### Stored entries

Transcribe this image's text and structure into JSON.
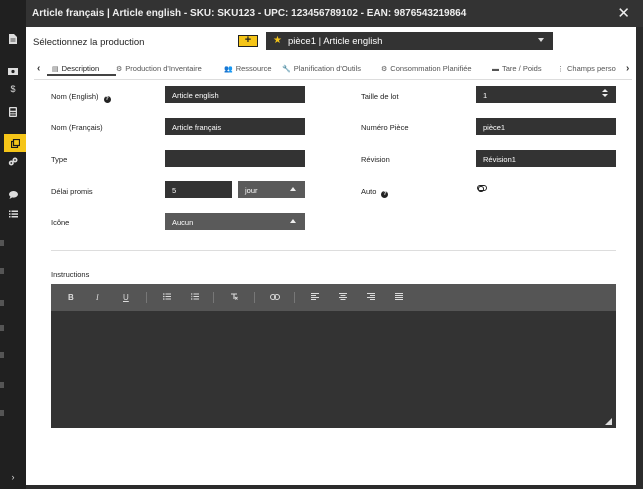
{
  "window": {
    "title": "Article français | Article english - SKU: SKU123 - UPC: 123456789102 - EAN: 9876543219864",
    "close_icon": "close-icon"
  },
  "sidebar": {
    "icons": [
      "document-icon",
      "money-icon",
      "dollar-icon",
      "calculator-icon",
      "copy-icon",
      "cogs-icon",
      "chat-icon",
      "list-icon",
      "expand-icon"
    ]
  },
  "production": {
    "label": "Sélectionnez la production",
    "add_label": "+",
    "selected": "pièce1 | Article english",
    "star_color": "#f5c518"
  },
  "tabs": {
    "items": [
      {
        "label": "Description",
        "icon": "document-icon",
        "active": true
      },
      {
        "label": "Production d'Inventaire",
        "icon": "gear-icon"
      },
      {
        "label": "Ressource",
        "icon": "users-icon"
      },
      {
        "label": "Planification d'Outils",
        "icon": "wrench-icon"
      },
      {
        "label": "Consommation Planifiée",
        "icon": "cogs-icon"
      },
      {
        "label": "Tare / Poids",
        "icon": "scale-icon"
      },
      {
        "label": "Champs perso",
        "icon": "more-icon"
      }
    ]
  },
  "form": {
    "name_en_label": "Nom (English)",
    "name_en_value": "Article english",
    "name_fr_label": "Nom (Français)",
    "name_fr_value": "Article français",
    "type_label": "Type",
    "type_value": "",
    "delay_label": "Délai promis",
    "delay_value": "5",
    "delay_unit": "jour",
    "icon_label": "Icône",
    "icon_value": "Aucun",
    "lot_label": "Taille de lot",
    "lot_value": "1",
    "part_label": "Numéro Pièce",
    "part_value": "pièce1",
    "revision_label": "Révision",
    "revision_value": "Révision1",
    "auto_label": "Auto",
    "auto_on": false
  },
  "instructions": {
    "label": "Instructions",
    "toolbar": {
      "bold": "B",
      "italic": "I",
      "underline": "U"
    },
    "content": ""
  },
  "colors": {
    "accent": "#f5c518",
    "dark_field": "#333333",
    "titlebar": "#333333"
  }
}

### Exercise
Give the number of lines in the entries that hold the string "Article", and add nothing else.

### The answer
4